The Tale sold to HBO Films and will premiere on the cable network at an unspecified date. It filmed in Louisiana in late 2015; production costs in the state totaled $3 million, and the project generated about $1.1 million in Louisiana resident payroll. The film stars two-time Academy Award nominee Laura Dern as a documentary filmmaker who is a survivor of sexual abuse – a story based on the life of Jennifer Fox, the movie’s writer and director.

Blaze won the U.S. Dramatic Special Jury Award for Acting. Co-written and directed by Ethan Hawke, Blazeis a reimagining of the life and times of Blaze Foley, the critically acclaimed but little-known songwriter of the Texas Outlaw Music movement. It filmed in several Louisiana locations in 2017, with estimated in-state production expenditures of $1 million, including $350,000 in Louisiana resident payroll.

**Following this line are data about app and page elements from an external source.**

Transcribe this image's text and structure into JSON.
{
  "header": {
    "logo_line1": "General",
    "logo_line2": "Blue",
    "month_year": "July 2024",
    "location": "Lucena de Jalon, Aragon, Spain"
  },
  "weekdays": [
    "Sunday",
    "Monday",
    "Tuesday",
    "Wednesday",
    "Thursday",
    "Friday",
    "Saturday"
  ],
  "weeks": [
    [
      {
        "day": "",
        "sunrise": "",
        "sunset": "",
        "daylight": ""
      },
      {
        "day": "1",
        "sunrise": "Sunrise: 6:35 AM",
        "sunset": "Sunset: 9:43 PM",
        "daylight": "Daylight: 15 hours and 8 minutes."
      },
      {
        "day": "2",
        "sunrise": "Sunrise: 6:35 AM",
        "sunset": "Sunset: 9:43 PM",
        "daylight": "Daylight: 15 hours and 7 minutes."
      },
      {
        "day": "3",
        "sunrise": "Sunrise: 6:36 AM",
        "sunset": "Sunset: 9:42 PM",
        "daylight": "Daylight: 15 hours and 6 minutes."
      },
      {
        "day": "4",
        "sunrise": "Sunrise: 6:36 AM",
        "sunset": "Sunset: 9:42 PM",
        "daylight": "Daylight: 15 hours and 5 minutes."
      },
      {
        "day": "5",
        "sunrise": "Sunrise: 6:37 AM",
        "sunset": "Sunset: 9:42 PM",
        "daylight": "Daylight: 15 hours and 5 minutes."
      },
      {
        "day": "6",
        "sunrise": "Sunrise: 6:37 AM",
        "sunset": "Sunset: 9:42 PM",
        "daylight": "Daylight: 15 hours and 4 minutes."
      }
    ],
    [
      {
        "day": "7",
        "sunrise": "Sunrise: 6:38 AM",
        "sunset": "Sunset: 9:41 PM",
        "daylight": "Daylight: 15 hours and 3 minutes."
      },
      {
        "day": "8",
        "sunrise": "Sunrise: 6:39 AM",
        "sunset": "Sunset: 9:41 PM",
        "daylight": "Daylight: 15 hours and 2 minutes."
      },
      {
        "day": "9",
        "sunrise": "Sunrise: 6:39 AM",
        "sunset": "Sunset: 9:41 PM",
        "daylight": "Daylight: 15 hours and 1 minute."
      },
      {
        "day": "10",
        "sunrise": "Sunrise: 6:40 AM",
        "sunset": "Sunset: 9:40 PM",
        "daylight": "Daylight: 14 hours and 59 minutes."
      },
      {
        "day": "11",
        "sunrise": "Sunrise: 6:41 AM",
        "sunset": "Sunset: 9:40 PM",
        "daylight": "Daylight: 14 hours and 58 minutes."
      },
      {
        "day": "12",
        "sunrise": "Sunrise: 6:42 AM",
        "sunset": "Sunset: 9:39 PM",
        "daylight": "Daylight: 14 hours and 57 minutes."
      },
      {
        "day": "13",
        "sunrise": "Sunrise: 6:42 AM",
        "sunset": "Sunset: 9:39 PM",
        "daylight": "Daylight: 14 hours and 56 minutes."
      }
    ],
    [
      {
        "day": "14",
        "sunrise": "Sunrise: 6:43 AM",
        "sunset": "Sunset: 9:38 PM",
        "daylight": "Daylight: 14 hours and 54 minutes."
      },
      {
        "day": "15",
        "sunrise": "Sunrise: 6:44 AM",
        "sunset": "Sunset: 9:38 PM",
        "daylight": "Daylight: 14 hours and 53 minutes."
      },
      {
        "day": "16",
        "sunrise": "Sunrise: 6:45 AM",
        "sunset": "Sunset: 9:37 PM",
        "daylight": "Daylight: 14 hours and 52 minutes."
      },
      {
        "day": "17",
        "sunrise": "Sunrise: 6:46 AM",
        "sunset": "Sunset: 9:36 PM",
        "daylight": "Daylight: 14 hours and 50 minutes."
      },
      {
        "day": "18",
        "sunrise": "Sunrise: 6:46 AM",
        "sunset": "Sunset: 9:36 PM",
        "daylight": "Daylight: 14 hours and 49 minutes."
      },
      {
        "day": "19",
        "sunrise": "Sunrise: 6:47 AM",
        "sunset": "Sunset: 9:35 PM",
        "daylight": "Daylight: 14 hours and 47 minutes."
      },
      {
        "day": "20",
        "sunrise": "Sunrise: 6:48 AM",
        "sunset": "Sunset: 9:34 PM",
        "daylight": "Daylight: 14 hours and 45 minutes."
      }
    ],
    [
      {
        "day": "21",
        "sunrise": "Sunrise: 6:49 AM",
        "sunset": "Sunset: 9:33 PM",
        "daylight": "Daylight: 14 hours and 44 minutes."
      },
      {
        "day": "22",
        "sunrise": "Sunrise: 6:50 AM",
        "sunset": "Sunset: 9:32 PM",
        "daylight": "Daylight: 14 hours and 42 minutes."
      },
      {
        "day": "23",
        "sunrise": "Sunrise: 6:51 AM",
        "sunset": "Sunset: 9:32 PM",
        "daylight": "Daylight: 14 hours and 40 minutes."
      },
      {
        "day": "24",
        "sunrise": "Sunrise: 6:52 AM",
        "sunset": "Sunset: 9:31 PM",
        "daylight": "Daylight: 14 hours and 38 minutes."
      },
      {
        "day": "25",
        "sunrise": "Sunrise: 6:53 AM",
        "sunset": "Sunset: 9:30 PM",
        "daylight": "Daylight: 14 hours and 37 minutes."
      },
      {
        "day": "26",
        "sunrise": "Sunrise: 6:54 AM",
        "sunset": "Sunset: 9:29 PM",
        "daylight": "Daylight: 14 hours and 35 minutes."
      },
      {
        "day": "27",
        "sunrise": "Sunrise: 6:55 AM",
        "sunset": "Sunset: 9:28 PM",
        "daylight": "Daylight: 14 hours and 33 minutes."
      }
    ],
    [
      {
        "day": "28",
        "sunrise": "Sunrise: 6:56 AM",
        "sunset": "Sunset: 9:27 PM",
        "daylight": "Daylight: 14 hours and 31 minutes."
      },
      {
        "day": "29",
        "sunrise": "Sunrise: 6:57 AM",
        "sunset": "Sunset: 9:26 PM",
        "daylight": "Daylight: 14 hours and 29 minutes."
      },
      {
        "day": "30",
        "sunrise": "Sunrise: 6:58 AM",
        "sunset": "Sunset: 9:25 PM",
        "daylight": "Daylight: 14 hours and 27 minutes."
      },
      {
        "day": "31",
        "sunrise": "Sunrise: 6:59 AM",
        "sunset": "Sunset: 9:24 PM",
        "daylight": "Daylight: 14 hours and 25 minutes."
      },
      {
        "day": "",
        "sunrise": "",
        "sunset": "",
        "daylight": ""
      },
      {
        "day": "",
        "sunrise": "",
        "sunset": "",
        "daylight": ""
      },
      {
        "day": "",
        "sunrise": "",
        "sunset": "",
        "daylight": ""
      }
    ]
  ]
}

At the 60th Grammy Awards on Sunday, the Lost Bayou Ramblers won the Grammy for Best Regional Roots Album. The band’s eighth album in its 20-year history, Kalenda features the Ramblers’ signature mix of Cajun music with other diverse musical influences. It was recorded in part at three Louisiana locations: New Orleans Airlift Music Box, The Parlor Recording Studio in New Orleans and Dockside Studio in Maurice.

Collectively, these projects have been estimated to bring more than $77 million in production to Louisiana, including more than $18 million in Louisiana resident payroll. For every dollar invested through entertainment tax credits, there is an economic impact of $4.68 across the Louisiana economy, according to a 2017 study by economist Dr. Loren Scott.

“Entertainment production is one of the key industries we target in Louisiana, and our state offers an impressive array of competitive advantages,” Pierson said. “From filmmaking to recorded music to live performance, we’ve got a specialized, skilled workforce in a unique, creative culture, ready and able to deliver.”